The majority of episodes are neither really here nor there; they have their story, and things happen, and the good guys ultimately prevail, and we have fun and say "What a great show" and get ready for next week. But we don't remember those episodes when we're making our lists, because ultimately they're all the same. The details differ, but the broad strokes all look the same through the Gaussian blur of our memory.

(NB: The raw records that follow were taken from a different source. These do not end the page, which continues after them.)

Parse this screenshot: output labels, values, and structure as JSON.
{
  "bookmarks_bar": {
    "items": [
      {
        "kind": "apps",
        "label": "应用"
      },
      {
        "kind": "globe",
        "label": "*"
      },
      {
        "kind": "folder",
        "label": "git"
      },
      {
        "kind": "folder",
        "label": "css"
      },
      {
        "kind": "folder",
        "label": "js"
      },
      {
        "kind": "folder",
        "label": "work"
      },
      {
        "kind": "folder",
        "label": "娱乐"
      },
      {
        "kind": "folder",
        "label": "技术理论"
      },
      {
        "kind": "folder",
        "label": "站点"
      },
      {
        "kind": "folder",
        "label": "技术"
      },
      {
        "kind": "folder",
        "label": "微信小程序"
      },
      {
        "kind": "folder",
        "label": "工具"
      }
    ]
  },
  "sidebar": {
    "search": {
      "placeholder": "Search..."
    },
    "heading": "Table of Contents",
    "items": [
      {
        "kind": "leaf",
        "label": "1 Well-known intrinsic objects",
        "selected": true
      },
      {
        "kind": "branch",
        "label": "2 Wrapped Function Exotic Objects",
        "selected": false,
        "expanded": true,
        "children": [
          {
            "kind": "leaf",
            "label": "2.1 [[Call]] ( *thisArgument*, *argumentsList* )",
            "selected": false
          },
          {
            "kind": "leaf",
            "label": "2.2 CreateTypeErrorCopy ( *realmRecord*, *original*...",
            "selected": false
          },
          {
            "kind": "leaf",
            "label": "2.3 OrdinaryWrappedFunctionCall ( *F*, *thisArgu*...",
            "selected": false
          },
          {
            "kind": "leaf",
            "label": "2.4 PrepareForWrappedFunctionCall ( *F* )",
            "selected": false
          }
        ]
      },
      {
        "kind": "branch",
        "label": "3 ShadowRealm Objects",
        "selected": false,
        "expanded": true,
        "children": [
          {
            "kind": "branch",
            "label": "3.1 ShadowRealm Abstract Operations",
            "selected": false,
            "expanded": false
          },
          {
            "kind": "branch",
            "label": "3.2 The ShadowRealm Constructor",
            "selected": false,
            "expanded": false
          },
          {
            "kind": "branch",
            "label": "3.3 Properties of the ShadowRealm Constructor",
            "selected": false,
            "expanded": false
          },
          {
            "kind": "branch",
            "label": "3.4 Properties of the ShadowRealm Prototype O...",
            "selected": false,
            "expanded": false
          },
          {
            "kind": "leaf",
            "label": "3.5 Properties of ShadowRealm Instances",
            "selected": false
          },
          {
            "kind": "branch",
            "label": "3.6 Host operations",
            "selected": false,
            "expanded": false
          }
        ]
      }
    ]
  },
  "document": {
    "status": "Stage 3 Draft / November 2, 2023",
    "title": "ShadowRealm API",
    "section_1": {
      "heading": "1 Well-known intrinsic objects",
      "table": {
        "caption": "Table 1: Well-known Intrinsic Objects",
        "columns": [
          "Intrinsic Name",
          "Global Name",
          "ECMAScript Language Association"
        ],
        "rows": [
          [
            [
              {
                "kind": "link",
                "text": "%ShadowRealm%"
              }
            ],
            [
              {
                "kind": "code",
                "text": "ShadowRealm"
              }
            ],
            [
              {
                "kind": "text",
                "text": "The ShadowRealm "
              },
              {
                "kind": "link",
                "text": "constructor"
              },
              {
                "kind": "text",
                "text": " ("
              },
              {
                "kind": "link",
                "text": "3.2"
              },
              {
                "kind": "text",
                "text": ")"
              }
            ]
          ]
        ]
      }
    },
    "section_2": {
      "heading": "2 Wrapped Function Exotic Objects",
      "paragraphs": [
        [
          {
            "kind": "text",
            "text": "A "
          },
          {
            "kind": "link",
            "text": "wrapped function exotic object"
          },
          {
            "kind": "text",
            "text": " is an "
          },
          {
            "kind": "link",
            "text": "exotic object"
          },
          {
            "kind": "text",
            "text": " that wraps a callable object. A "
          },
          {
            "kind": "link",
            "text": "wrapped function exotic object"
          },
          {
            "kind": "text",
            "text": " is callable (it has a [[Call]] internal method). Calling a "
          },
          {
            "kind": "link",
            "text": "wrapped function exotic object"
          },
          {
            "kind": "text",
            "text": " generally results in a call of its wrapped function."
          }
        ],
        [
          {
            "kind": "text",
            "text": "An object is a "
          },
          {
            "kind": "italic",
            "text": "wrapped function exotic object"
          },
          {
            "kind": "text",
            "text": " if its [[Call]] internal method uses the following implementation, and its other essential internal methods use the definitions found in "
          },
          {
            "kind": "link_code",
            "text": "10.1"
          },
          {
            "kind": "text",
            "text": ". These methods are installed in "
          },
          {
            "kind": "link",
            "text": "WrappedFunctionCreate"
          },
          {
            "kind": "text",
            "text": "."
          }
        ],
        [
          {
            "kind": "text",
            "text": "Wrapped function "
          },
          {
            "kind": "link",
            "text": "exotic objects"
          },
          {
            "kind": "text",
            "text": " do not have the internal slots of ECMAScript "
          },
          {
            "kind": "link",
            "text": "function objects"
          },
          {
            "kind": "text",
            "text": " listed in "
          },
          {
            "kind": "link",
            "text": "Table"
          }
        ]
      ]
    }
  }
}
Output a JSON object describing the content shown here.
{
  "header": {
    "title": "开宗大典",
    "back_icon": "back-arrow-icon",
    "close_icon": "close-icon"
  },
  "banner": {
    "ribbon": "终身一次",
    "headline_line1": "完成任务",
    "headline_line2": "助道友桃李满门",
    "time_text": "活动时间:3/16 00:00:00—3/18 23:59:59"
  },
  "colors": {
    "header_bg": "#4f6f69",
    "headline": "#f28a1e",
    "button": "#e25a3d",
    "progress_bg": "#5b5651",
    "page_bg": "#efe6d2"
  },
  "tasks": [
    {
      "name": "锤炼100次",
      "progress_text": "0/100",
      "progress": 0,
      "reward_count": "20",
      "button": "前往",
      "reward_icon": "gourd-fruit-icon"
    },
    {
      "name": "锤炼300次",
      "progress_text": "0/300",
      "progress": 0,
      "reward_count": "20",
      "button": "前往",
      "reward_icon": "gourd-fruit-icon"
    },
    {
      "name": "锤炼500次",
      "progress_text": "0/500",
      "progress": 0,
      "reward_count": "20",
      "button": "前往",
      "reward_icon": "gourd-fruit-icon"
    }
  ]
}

In the worst episodes, and I still count The Field Where I Died among them, the characters are betrayed by the writers. Whoever was scripting that week (James Wong and Glen Morgan, I'm looking in your direction...) had a story they wanted to tell, but to fit Mulder and Scully into it, they had to warp them beyond recognition, turn these eminently familiar characters into strangers in order to fit the plot of the week. First Person Shooter rang untrue to the characters in every way. They even got the fucking Lone Gunmen all wrong. And this is what I consider the biggest failing of I Want to Believe, greater even than the forgettable plot, that I never for a moment believed that these characters being played by David Duchovny and Gillian Anderson were actually Mulder and Scully. Not for a moment.